Educational session highlights
In “Best Practice for Networking Intelligent Devices: Zone Cabling and Coverage Area Planning,” Valerie Maguire, Siemon, discussed the standard for Building System Cabling: ANSI/TIA 862-B, which cites zone cabling as a recognized application supporting the convergence of data, voice, building devices, and wireless networks. In addition, the use of LED lighting systems served from balanced twisted-pair Ethernet cabling carrying low-voltage DC power, such as PoE, is adding to the popularity of zone cabling.

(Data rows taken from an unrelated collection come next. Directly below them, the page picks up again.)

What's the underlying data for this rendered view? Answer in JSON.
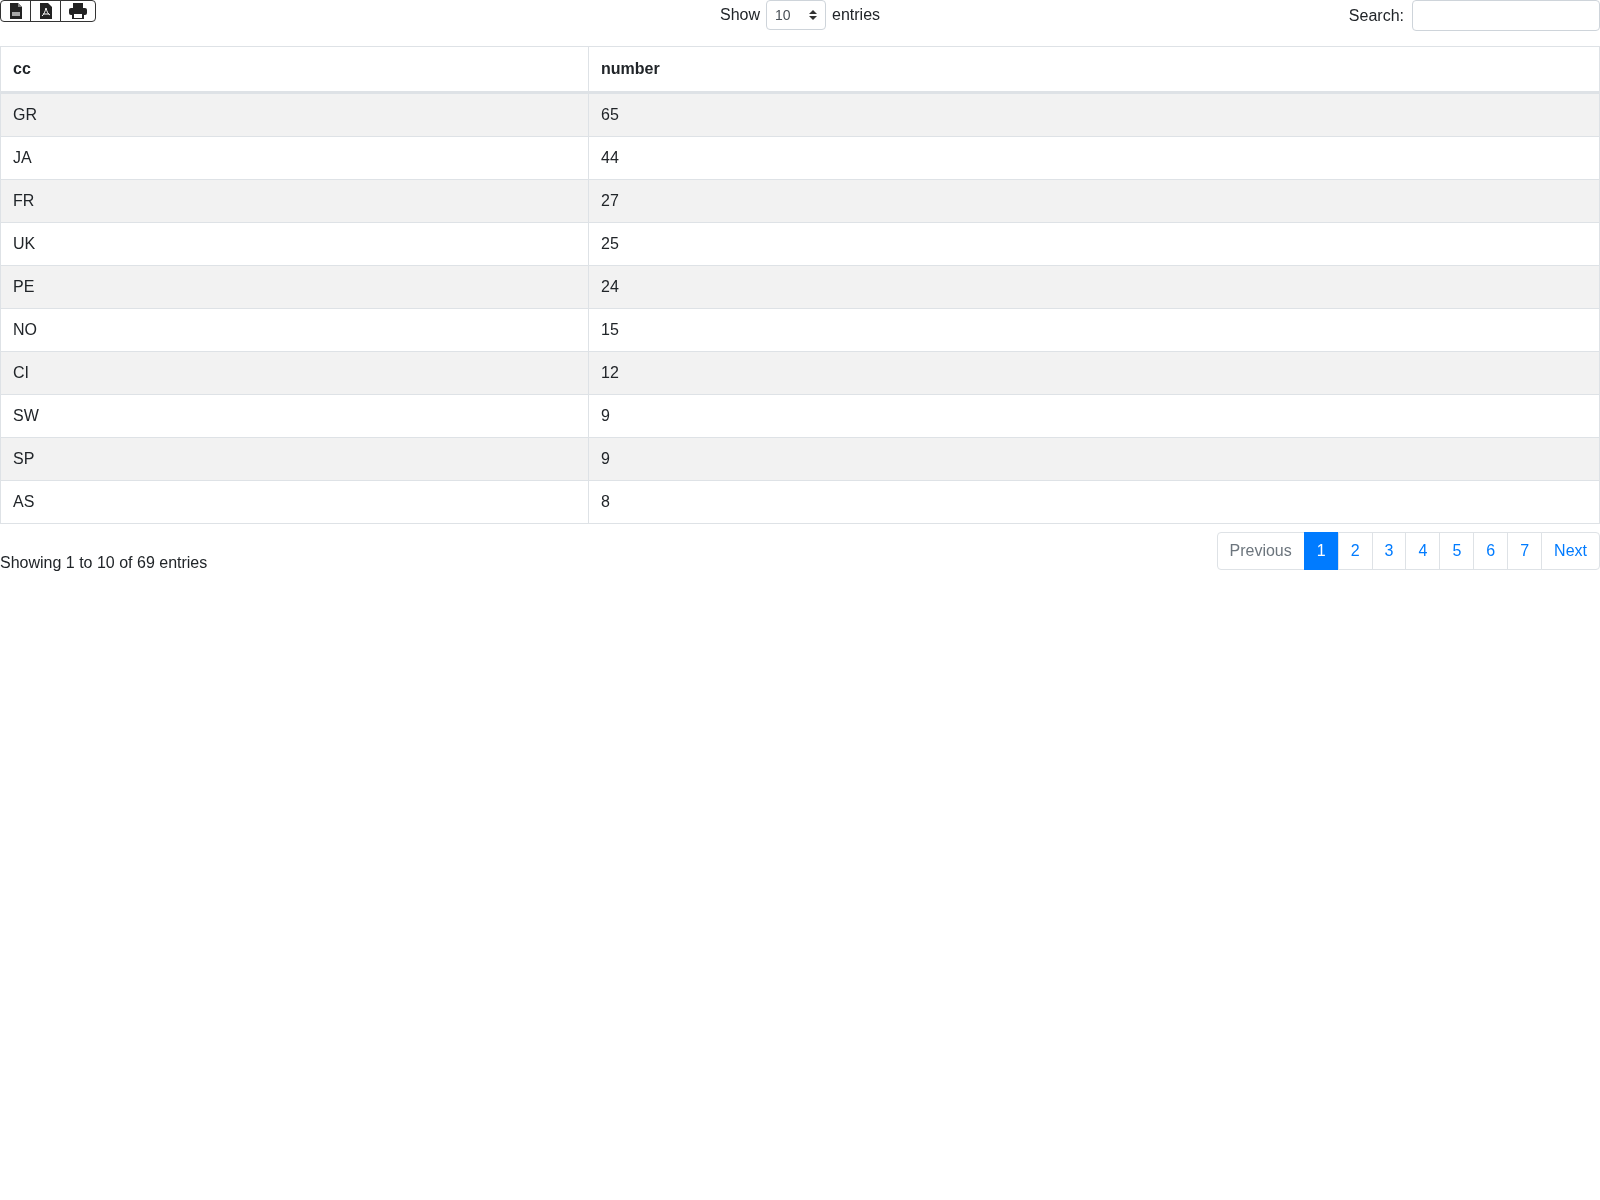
{
  "length_control": {
    "prefix": "Show",
    "value": "10",
    "suffix": "entries"
  },
  "search": {
    "label": "Search:"
  },
  "table": {
    "columns": [
      "cc",
      "number"
    ],
    "rows": [
      [
        "GR",
        "65"
      ],
      [
        "JA",
        "44"
      ],
      [
        "FR",
        "27"
      ],
      [
        "UK",
        "25"
      ],
      [
        "PE",
        "24"
      ],
      [
        "NO",
        "15"
      ],
      [
        "CI",
        "12"
      ],
      [
        "SW",
        "9"
      ],
      [
        "SP",
        "9"
      ],
      [
        "AS",
        "8"
      ]
    ]
  },
  "info": "Showing 1 to 10 of 69 entries",
  "pagination": {
    "previous": {
      "label": "Previous",
      "disabled": true
    },
    "pages": [
      {
        "label": "1",
        "selected": true
      },
      {
        "label": "2",
        "selected": false
      },
      {
        "label": "3",
        "selected": false
      },
      {
        "label": "4",
        "selected": false
      },
      {
        "label": "5",
        "selected": false
      },
      {
        "label": "6",
        "selected": false
      },
      {
        "label": "7",
        "selected": false
      }
    ],
    "next": {
      "label": "Next",
      "disabled": false
    }
  }
}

Zone cabling supports data and voice networks and a wide range of equipment used in a building. It includes the horizontal cables run from the floor distributor in the telecommunications room (TR) to an intermediate connection point, typically housed in a zone enclosure in a ceiling plenum, on the wall, or below an access floor. The nomenclature used depends on the cabling standard being referenced and the types of end-point device used.
Generally, PoE luminaires should have their own dedicated zone enclosures. In addition, solid conductor cables are recommended because stranded conductor cables typically have higher DC resistance and generally have reduced transmission performance at elevated temperatures.

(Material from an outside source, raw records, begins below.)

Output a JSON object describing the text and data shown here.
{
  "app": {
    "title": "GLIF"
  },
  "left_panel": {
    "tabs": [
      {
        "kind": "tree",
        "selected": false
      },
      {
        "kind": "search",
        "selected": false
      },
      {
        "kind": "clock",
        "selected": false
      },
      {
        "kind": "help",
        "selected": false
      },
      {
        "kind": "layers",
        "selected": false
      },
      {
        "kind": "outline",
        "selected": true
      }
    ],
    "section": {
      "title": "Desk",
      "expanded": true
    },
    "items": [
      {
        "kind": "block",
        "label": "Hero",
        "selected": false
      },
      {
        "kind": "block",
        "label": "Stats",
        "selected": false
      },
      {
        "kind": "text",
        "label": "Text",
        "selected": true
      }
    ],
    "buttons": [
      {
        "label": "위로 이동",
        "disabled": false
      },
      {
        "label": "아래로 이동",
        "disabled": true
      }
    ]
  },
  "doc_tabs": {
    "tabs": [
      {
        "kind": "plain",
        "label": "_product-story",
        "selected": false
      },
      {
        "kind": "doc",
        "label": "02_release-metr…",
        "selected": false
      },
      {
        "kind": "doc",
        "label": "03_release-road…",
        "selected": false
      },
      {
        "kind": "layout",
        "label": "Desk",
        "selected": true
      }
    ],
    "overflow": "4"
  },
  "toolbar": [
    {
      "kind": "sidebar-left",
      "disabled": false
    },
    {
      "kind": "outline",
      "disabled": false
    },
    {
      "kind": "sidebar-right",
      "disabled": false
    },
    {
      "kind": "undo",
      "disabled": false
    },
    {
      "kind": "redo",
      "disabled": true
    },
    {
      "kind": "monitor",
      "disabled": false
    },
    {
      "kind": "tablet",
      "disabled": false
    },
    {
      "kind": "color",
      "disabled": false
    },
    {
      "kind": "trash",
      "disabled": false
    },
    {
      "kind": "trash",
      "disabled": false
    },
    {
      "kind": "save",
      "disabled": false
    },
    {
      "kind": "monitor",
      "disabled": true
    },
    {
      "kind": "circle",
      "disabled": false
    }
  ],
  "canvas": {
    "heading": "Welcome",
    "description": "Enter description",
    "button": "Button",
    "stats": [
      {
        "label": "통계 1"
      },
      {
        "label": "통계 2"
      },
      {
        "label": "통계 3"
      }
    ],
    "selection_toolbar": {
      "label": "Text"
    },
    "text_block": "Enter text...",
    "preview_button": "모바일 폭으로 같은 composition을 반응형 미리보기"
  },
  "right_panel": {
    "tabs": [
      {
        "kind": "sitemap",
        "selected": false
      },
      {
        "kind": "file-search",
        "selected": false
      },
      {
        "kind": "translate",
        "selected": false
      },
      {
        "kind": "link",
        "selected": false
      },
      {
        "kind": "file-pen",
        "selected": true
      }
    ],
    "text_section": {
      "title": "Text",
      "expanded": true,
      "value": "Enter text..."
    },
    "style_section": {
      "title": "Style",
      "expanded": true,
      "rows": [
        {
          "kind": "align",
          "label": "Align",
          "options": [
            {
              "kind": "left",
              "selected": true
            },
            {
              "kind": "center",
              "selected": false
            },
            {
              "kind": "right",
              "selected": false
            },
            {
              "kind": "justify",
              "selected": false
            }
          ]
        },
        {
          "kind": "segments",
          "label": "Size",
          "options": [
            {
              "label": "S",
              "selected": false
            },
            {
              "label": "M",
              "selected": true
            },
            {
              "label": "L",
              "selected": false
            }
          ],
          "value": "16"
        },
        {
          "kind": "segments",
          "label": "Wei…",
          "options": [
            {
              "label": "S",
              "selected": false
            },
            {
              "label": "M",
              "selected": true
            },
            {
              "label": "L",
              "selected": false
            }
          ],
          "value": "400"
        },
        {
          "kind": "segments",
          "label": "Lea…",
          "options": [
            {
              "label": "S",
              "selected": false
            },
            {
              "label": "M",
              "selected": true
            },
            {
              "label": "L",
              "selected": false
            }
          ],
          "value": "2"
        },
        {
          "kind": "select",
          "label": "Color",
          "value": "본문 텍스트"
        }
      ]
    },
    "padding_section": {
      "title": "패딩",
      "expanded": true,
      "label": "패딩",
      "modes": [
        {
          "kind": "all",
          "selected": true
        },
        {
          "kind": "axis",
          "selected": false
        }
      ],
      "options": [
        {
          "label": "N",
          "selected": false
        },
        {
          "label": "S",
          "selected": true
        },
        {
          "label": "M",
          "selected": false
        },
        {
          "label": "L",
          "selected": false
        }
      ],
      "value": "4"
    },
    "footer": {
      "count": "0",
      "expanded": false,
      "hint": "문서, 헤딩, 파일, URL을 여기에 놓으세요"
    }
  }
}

In “Infrastructure Challenges and Solutions for IoT and Intelligent Buildings Integration,” Carol Everett Oliver, Legrand, North America and Furukh Aslam, Sinclair Holdings LLC, described the Internet of Things (IoT) as a network of uniquely identifiable endpoints (or things) that contain embedded technology to sense, collect, communicate, and exchange data locally or with external equipment.
An intelligent building has the potential to provide a safer, more comfortable and more productive environment for its occupants and visitors. These devices include: low-voltage LED lighting, wireless access points, occupancy sensors and Internet-based thermostats, building management systems, sound masking, digital signage, intercoms, and security cameras.
The three network architectures to consider are:
1) Centralized, where analysis, storage, and computing of the applications take place;
2) Decentralized, where the computing is handled at the edge of the application and gateways are used to deliver data, and network latency does not interfere with performance and reliability; and
3) Hybrid, where parts of both centralized and decentralized layouts are used. Typically, non-critical information is sent to a data center for storage.
An important consideration in setting up a PoE network that connects to devices in a building is defining the type of cable (or Category) to use when delivering both power and data over a standard Ethernet network. Many of the devices currently being specified do not fit the typical structured cabling model (as defined by TIA) and both the TIA and BICSI are studying these design and installation challenges.
In “Build Smart not Hard – the Application of Technology in Today’s Smart Building Environment,” Joseph E. Ford and Anthony Frassetta, Burns Engineering, explained the concept of a “smart building,” which is also called “an intelligent building.” In the past, the energy-efficiency advantages of a smart building was considered the most important asset; however, companies are starting to see how mobile apps and a holistic approach to serving the occupants of a commercial building can increase employee productivity, engagement, and satisfaction. Thus, a smart building should optimize four basic components: structure, systems, sensors, and management. Specific benefits include: a reduction in energy consumption (i.e., lower utility costs), lower capital cost from increased equipment life, decreased unplanned downtime, lower risk of equipment failure, and the ability to reuse rentable floor space for added revenue. An intelligent building can also reduce the initial cost of a new building 10% to 15% and reduce the cost of IT cabling and pathways up to 30%.